Second, since many have asked about storage costs, I'd note that there is a long term exponential decline in the cost of energy storage as well.  Energy storage is still far too expensive to be used to store substantial amounts of wind or solar energy, but the price decline, if anything, is steeper than the price decline in solar power itself.

Here's the original piece on the exponential decline in the price of solar power.

I write much more about solar, wind, energy storage, and why the pace of innovation in them is critical – and hopeful – for both fighting climate change and for long term economic growth in the book I originally did this research for, The Infinite Resouce: The Power of Ideas on a Finite Planet 

Energy Storage Gets Exponentially Cheaper Too

At MIT Technology Review today was an article on Sun Catalytix’s new flow battery intended for grid-scale storage, which Sun Catalytix believes will drop grid-scale storage prices in half.  As the article notes, several other storage technology companies are also working on driving down the cost of energy storage:

Sun Catalytix is also competing with companies making compressed-air storage machines and batteries with their own novel chemistries, such as a zinc-air battery from Eos Energy Storage and a liquid-metal battery from Ambri. (See “Cheap Batteries for Backup Renewable Energy” and “Ambri’s Better Battery.”)

Which brought to mind a fact that many still don’t realize.  There is a fairly well established exponential price reduction in the cost of energy storage.  This is not quite as well established as the exponential decline in solar power price per watt but it has a more than 20 year history.

As exhibit 1, here’s the trend of lithium ion batteries, on a log scale, between 1991 and 2005.  I’ve inverted the scale here. Instead of showing cost per unit of storage, I’m showing how much energy you can store for $100 worth of batteries.  And again, this is a logarithmic scale – so a straight line means an exponential rate of change.  And over this 15 year period, the amount of energy you could store for $100 went up by a factor of 11. 

The source of that data is a 2009 Duke study you can find here.


Here’s an alternate version of the above graphic that adds energy density, too.  (Energy density is the amount of energy that can be stored per unit mass or volume – in this case, mass.)  The scale here is still logarithmic, but the downward arrow in price indicates prices going down.

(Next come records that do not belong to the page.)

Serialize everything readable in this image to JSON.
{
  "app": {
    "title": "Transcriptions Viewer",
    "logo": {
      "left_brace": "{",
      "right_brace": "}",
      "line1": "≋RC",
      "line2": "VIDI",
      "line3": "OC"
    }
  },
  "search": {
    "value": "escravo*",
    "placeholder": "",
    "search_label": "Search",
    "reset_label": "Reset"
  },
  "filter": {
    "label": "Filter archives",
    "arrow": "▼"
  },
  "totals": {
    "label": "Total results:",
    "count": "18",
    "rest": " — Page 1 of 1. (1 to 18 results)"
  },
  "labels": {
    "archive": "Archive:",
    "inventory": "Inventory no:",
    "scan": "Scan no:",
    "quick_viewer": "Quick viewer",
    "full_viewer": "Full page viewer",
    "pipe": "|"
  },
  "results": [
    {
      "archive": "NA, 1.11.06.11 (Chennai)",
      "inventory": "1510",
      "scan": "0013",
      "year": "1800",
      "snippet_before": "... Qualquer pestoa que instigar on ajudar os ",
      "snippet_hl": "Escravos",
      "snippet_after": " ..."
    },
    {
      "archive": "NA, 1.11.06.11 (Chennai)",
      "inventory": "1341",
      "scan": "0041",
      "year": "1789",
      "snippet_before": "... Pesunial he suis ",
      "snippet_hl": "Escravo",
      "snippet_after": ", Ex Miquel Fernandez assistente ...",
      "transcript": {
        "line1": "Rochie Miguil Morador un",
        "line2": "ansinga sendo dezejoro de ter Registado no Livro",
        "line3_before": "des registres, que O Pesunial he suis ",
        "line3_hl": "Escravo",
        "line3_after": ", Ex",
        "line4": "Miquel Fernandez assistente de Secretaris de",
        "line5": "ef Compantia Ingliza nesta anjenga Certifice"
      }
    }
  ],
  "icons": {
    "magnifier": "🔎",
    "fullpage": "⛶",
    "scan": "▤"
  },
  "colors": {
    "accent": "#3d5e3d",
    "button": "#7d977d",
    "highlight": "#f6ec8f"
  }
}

Nor do we have any reason to believe the pace of battery price innovation has slowed since then.

For instance, Michael Liebrich at Bloomberg New Energy Finance reports that electric vehicle battery prices fell 40% between 2010 and early 2013.  And Bloomberg NEF sees an exponential experience curve for lithium-ion batteries of the same sort that exists for solar photovoltaic.  What does that mean?  The experience curve is a sort of generalization of a trend like Moore’s Law.  It’s the general observation that as an industry scales and builds more of something, prices drop.  And in batteries, as in solar, there is one.

A back-of-envelope says we need to bring the cost of energy storage down by another factor of 10 in order to make grid-scale storage cheap enough to displace most fossil use for electricity.  On current trend, it looks like we’ll be there in the next 15-20 years.


Arguably, with flow batteries like Sun Catalytix, this may be much faster. Grid storage is likely to diverge from mobile and transportation batteries. Lithium-ion batteries are dense and compact. Flow batteries are bulky and heavy. You wouldn’t want them for your car or your mobile device, but they hold the promise of being even cheaper. If they fulfill that promise, we may achieve grid-viable batteries far sooner than the 15-20 year timeframe.

Ultimately, there’s more than enough clean energy to power the world with zero carbon emissions. And it sure looks like we’ll be able to store it.

I talk much more about renewables, energy storage, and how to accelerate progress in them in my book on innovating to beat climate change and other resource and environmental challenges: The Infinite Resouce: The Power of Ideas on a Finite Planet